> TASK TO COMPLETE: Your answer should repeat the listing in full, with no line missing or altered.

#####

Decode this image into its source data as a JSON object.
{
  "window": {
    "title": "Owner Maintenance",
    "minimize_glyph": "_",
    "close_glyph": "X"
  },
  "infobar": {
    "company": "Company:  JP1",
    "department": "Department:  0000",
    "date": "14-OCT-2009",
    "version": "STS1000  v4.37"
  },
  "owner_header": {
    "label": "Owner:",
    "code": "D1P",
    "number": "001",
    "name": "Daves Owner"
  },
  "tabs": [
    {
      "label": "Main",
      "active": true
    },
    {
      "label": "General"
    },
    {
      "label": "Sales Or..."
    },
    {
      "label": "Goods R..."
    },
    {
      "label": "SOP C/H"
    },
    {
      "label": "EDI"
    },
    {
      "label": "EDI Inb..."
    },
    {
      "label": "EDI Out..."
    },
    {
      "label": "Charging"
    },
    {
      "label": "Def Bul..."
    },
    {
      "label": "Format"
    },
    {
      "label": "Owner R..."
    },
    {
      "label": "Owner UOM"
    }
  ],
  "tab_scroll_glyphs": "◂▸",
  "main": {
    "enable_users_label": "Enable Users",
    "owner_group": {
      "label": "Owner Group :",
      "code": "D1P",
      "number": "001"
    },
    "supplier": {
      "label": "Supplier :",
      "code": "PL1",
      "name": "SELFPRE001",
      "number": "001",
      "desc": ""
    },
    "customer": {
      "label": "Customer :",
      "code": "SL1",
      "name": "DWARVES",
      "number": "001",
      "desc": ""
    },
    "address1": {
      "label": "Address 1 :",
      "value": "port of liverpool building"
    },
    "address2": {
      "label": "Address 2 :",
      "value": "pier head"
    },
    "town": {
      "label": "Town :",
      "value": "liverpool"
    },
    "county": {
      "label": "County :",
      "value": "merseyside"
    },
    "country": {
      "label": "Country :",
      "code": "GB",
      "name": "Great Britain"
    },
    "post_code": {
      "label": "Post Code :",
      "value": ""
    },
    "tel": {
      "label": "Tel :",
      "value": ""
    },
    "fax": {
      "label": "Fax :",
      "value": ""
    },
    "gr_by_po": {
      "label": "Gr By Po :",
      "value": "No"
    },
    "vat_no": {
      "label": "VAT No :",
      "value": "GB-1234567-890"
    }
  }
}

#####

> TASK SOLUTION:
Decode this image into its source data as a JSON object.
{
  "window": {
    "title": "Owner Maintenance",
    "minimize_glyph": "_",
    "close_glyph": "X"
  },
  "infobar": {
    "company": "Company:  JP1",
    "department": "Department:  0000",
    "date": "14-OCT-2009",
    "version": "STS1000  v4.37"
  },
  "owner_header": {
    "label": "Owner:",
    "code": "D1P",
    "number": "001",
    "name": "Daves Owner"
  },
  "tabs": [
    {
      "label": "Main",
      "active": true
    },
    {
      "label": "General"
    },
    {
      "label": "Sales Or..."
    },
    {
      "label": "Goods R..."
    },
    {
      "label": "SOP C/H"
    },
    {
      "label": "EDI"
    },
    {
      "label": "EDI Inb..."
    },
    {
      "label": "EDI Out..."
    },
    {
      "label": "Charging"
    },
    {
      "label": "Def Bul..."
    },
    {
      "label": "Format"
    },
    {
      "label": "Owner R..."
    },
    {
      "label": "Owner UOM"
    }
  ],
  "tab_scroll_glyphs": "◂▸",
  "main": {
    "enable_users_label": "Enable Users",
    "owner_group": {
      "label": "Owner Group :",
      "code": "D1P",
      "number": "001"
    },
    "supplier": {
      "label": "Supplier :",
      "code": "PL1",
      "name": "SELFPRE001",
      "number": "001",
      "desc": ""
    },
    "customer": {
      "label": "Customer :",
      "code": "SL1",
      "name": "DWARVES",
      "number": "001",
      "desc": ""
    },
    "address1": {
      "label": "Address 1 :",
      "value": "port of liverpool building"
    },
    "address2": {
      "label": "Address 2 :",
      "value": "pier head"
    },
    "town": {
      "label": "Town :",
      "value": "liverpool"
    },
    "county": {
      "label": "County :",
      "value": "merseyside"
    },
    "country": {
      "label": "Country :",
      "code": "GB",
      "name": "Great Britain"
    },
    "post_code": {
      "label": "Post Code :",
      "value": ""
    },
    "tel": {
      "label": "Tel :",
      "value": ""
    },
    "fax": {
      "label": "Fax :",
      "value": ""
    },
    "gr_by_po": {
      "label": "Gr By Po :",
      "value": "No"
    },
    "vat_no": {
      "label": "VAT No :",
      "value": "GB-1234567-890"
    }
  }
}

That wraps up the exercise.